Bliss said he would still be interested in evaluating the city’s options for replacing GFL.

“It’s still my hope that GFL will get it together and make the contract extension worth it, but I’m still as skeptical as I was when I voted against the extension,” Bliss said. “There just hasn’t been enough of a track record of good service for me to be optimistic here, so we must prepare for Plan B, which would include getting bids from the other providers in the area, which is something we didn’t do when the vote for this extension took place.”

In a statement, Joseph Munem, director of government affairs and public relations for GFL, responded to the concerns.

“GFL Environmental USA Inc. is proud to serve the residents of the city of Madison Heights. We strive to provide our customers with the same quality service they expect from us each week. When customers have concerns about that service, we listen and take action,” he said.

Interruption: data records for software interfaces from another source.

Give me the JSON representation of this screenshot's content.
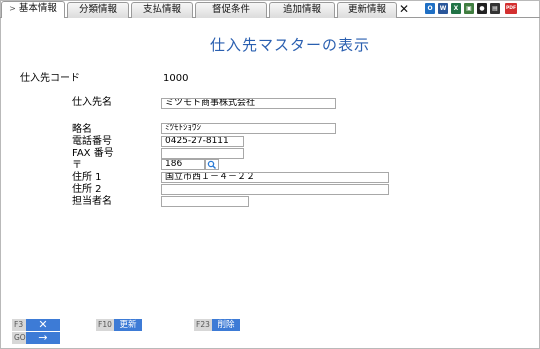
{
  "tabs": [
    {
      "label": "基本情報",
      "arrow": ">",
      "active": true
    },
    {
      "label": "分類情報"
    },
    {
      "label": "支払情報"
    },
    {
      "label": "督促条件"
    },
    {
      "label": "追加情報"
    },
    {
      "label": "更新情報"
    }
  ],
  "close_label": "✕",
  "toolbar": {
    "icons": [
      "outlook-icon",
      "word-icon",
      "excel-icon",
      "copy-icon",
      "camera-icon",
      "printer-icon",
      "pdf-icon"
    ],
    "icon_glyphs": [
      "O",
      "W",
      "X",
      "▣",
      "●",
      "▤",
      "PDF"
    ]
  },
  "title": "仕入先マスターの表示",
  "form": {
    "supplier_code": {
      "label": "仕入先コード",
      "value": "1000"
    },
    "supplier_name": {
      "label": "仕入先名",
      "value": "ミツモト商事株式会社"
    },
    "short_name": {
      "label": "略名",
      "value": "ﾐﾂﾓﾄｼｮｳｼﾞ"
    },
    "phone": {
      "label": "電話番号",
      "value": "0425-27-8111"
    },
    "fax": {
      "label": "FAX 番号",
      "value": ""
    },
    "postal": {
      "label": "〒",
      "value": "186"
    },
    "address1": {
      "label": "住所 1",
      "value": "国立市西１－４－２２"
    },
    "address2": {
      "label": "住所 2",
      "value": ""
    },
    "contact": {
      "label": "担当者名",
      "value": ""
    }
  },
  "footer": {
    "f3": {
      "key": "F3",
      "label": "✕"
    },
    "f10": {
      "key": "F10",
      "label": "更新"
    },
    "f23": {
      "key": "F23",
      "label": "削除"
    },
    "go": {
      "key": "GO",
      "label": "→"
    }
  },
  "colors": {
    "accent": "#3d7bd6",
    "title": "#2a5fb0"
  }
}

“We made several major service improvements within the last month in Madison Heights, and those improvements have generated measurable results. Our team welcomes Mayor Hartwell’s request to publicly discuss these improvements at an upcoming meeting of the City Council.

“GFL works with our municipal partners to ensure (high) service levels. We have a long history of constructive teamwork with city administrators. We look forward to many more years of providing Madison Heights residents with the quality service they expect and deserve.”